Nokia Corp. reported a 45% fall in second-quarter profit that fell short of market expectations and vowed to step up costs cuts after its recent acquisition of rival French telecoms-equipment supplier Alcatel-Lucent SA.
The Finnish telecom-equipment maker said on Thursday that profit shrank to EUR194 million ($215.3 million) in the three months to end-June compared with EUR355 million profit in the year-earlier period as a stand-alone company.
Revenue, while up sharply at EUR5.68 billion on the Alcatel deal from EUR2.92 billion reported in the same period last year, fell 11% when compared with the EUR6.36 billion in combined revenue Nokia and Alcatel-Lucent reported in the second quarter last year.
Nokia said the second-quarter figures weren’t prepared according to international accounting standards, known as IFRS, in excluding costs related to the Alcatel acquisition in addition to a range of other items that weren’t necessarily indicative of Nokia’s underlying performance.
The decline in sales was largely due to a weak quarter in mobile networks, Nokia said. The Finnish company’s sluggish three months mirrors a sector-wide trend of slowing demand and increased competition in wireless telecom gear
In recent months, the industry has been severely hit by slower demand for network upgrades from telecom carriers in established markets, as many of them last year completed the rollout of new-generation wireless networks, while service providers in emerging markets face faltering economic growth.
At the same time, Nokia is facing stiff competition from Chinese companies Huawei Technologies Co. and ZTE Corp., two players which have gained significant market shares in a few years’ time by offering innovative products at competitive prices.
Nokia said it is now targeting EUR1.2 billion in annual cost savings by 2018, compared with EUR900 million it had announced before.
“As our successful integration work continues and as we get increased granular visibility into the business, our confidence in our ability to deliver cost savings also increases,” said Nokia Chief Executive Rajeev Suri in a statement.

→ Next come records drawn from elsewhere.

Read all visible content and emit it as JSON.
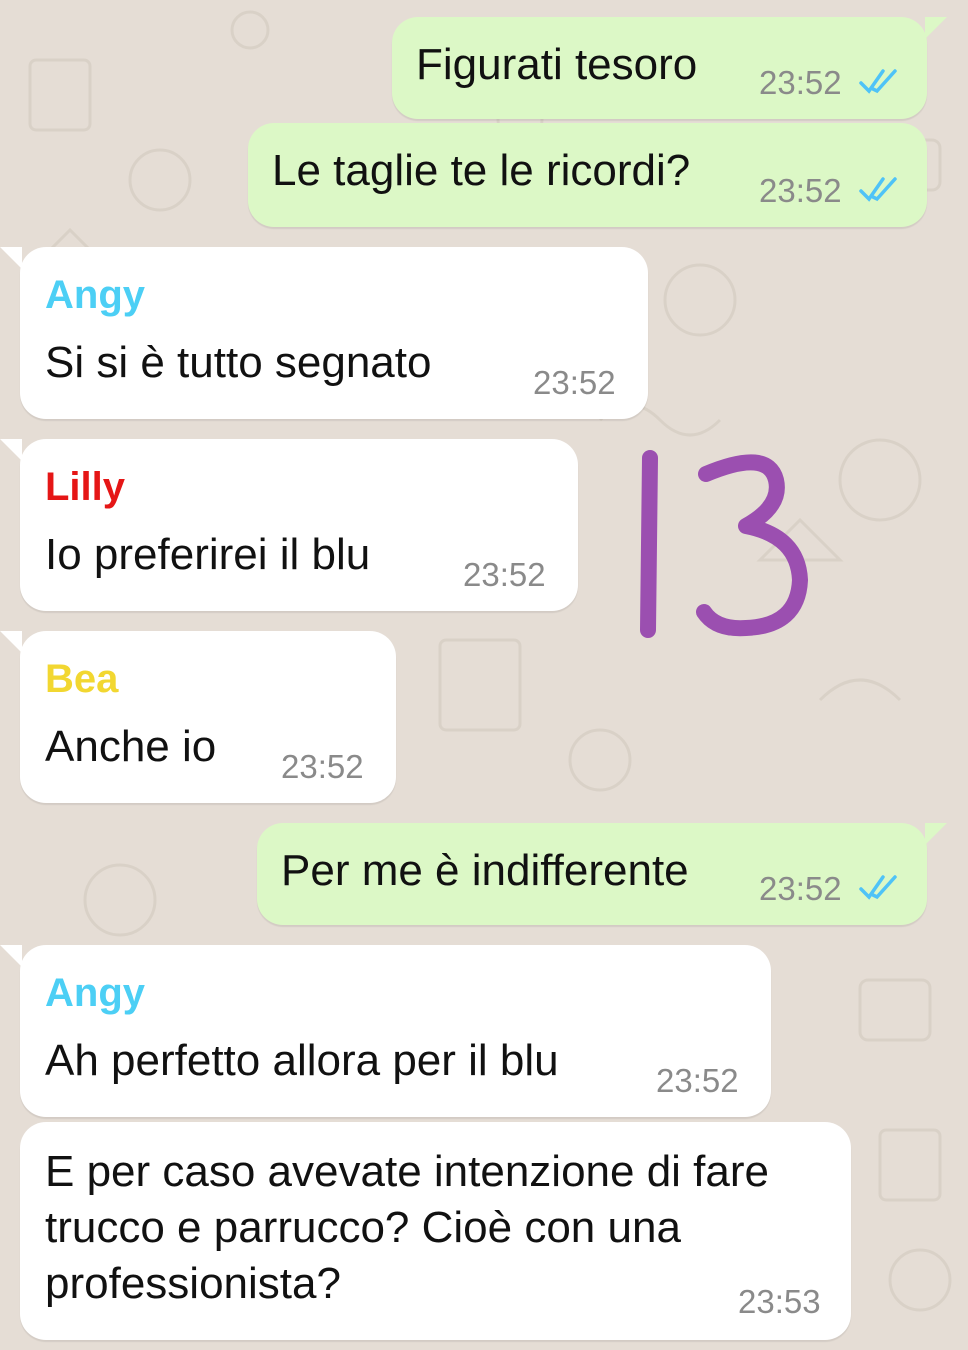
{
  "colors": {
    "background": "#e5ddd5",
    "outgoing_bubble": "#dcf8c6",
    "incoming_bubble": "#ffffff",
    "read_ticks": "#4fc3f7",
    "annotation": "#9b4fb0"
  },
  "messages": [
    {
      "direction": "out",
      "text": "Figurati tesoro",
      "time": "23:52",
      "status_icon": "double-check-read-icon"
    },
    {
      "direction": "out",
      "text": "Le taglie te le ricordi?",
      "time": "23:52",
      "status_icon": "double-check-read-icon"
    },
    {
      "direction": "in",
      "sender": "Angy",
      "sender_color": "#4ccff5",
      "text": "Si si è tutto segnato",
      "time": "23:52"
    },
    {
      "direction": "in",
      "sender": "Lilly",
      "sender_color": "#e51616",
      "text": "Io preferirei il blu",
      "time": "23:52"
    },
    {
      "direction": "in",
      "sender": "Bea",
      "sender_color": "#f2d731",
      "text": "Anche io",
      "time": "23:52"
    },
    {
      "direction": "out",
      "text": "Per me è indifferente",
      "time": "23:52",
      "status_icon": "double-check-read-icon"
    },
    {
      "direction": "in",
      "sender": "Angy",
      "sender_color": "#4ccff5",
      "text": "Ah perfetto allora per il blu",
      "time": "23:52"
    },
    {
      "direction": "in",
      "text_lines": [
        "E per caso avevate intenzione di fare",
        "trucco e parrucco? Cioè con una",
        "professionista?"
      ],
      "time": "23:53"
    }
  ],
  "annotation": {
    "text": "13"
  }
}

Nokia had announced thousands of job cuts as a result of its cost-saving plans. The company recorded around EUR600 million of restructuring and associated charges in the second quarter.
Nokia is betting on the development of fifth-generation wireless networks, but analysts say it might take years before telecom providers start upgrading their networks to 5G.
To diversify its product portfolio to include internet gear such as routers and switches, Nokia acquired Alcatel in a EUR15.6-billion deal completed earlier this year. It is also trying to increase revenue from up-and-coming services and products such as cloud computing and Internet-of-Things networks, but takeup so far hasn’t been able to reverse the downward trend.
Mr. Suri said he expected a slight sequential improvement on both net sales and operating margin in Nokia’s networking business from the second quarter to the third, followed by “significant improvement” in the second half of the year.
Analysts, according to a poll by data provider FactSet, had estimated Nokia’s second-quarter profit at EUR207 million and revenue at EUR5.76 billion.